* [TASK TO CARRY OUT]: State how many lines in the entries below contain "clip". Write nothing but the number.

* [DATA PROVIDED]:
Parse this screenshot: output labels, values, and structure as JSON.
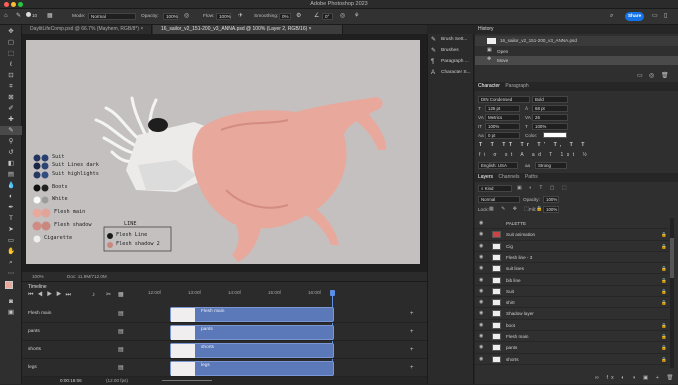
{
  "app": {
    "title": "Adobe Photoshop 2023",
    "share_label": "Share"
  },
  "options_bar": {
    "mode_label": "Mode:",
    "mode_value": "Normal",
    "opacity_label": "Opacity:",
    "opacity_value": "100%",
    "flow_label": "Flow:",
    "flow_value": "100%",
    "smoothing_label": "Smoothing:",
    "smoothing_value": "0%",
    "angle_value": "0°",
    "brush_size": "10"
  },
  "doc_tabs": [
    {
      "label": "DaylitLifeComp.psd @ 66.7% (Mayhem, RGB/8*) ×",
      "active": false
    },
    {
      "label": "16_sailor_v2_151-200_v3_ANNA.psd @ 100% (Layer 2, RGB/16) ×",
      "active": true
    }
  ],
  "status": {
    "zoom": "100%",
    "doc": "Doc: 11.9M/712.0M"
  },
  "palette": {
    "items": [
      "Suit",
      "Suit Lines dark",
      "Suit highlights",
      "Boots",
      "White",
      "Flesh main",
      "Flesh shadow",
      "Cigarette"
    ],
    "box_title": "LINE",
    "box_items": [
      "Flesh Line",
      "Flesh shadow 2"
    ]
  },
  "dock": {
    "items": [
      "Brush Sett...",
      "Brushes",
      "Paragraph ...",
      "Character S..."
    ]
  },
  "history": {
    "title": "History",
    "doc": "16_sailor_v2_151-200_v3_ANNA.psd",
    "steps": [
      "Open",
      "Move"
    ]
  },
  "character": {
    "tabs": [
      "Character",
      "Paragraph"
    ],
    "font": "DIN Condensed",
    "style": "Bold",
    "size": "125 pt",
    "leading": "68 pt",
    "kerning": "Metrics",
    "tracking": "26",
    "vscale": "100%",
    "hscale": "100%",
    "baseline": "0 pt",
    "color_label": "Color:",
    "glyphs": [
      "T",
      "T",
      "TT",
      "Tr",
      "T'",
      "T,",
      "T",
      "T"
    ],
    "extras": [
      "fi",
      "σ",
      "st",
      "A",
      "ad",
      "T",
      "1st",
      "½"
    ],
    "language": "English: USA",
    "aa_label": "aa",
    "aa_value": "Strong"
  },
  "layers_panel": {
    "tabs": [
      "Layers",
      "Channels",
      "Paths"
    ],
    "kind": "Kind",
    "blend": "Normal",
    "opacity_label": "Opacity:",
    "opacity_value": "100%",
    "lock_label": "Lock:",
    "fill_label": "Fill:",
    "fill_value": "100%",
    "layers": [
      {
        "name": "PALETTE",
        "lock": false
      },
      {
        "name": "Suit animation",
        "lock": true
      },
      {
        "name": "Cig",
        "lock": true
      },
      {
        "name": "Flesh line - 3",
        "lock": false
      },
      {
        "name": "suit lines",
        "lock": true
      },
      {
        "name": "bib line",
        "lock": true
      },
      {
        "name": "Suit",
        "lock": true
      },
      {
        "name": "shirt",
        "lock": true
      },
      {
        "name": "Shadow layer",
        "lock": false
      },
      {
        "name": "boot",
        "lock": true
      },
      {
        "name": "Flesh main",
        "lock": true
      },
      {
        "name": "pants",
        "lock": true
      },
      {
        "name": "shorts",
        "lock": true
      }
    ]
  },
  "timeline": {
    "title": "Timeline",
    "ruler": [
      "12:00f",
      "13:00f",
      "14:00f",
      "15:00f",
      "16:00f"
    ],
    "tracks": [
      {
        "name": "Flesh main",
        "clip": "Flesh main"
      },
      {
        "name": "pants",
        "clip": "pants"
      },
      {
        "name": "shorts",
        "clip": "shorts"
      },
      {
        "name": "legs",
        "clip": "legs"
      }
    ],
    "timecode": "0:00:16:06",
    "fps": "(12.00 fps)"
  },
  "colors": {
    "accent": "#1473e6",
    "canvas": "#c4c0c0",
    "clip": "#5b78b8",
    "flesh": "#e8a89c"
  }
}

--

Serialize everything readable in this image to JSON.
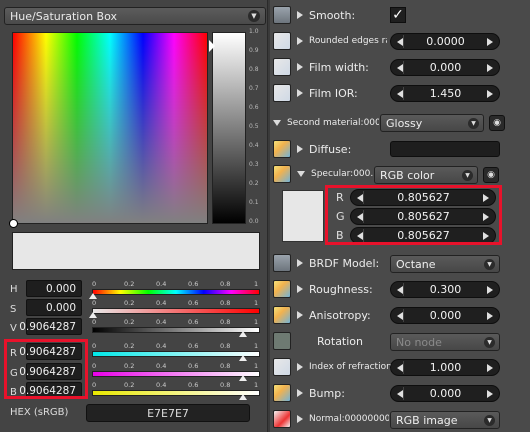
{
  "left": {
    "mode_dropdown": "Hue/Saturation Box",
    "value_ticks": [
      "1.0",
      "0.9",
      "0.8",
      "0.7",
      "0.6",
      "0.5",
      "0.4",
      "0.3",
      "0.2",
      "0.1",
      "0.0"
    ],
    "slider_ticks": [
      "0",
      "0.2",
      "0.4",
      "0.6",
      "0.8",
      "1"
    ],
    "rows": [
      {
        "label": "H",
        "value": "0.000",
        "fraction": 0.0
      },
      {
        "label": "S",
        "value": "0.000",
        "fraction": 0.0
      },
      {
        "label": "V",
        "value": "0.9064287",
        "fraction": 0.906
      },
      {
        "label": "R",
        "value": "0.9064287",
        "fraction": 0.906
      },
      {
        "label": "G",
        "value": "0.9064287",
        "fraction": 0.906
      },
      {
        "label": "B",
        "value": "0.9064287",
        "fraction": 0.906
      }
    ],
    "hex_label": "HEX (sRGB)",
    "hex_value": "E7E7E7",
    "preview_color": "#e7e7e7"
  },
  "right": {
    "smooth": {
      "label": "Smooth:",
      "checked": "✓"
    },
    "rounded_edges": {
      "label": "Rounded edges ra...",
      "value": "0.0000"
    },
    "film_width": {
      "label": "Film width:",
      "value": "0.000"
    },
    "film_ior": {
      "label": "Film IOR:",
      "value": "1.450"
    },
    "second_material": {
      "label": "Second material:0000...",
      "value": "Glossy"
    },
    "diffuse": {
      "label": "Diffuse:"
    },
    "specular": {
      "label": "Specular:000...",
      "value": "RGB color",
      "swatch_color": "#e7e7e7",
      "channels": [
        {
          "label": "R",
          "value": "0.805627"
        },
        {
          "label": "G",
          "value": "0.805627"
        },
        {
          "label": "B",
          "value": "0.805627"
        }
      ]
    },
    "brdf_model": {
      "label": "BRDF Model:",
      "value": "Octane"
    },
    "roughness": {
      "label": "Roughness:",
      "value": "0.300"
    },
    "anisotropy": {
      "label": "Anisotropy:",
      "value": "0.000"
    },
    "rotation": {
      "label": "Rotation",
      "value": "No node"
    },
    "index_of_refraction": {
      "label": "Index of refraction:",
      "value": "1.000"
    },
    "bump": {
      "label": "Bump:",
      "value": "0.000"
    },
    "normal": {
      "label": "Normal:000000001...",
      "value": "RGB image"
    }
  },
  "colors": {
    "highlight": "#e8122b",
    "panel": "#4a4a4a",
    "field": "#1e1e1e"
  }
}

* [WRITTEN ANSWER]: 5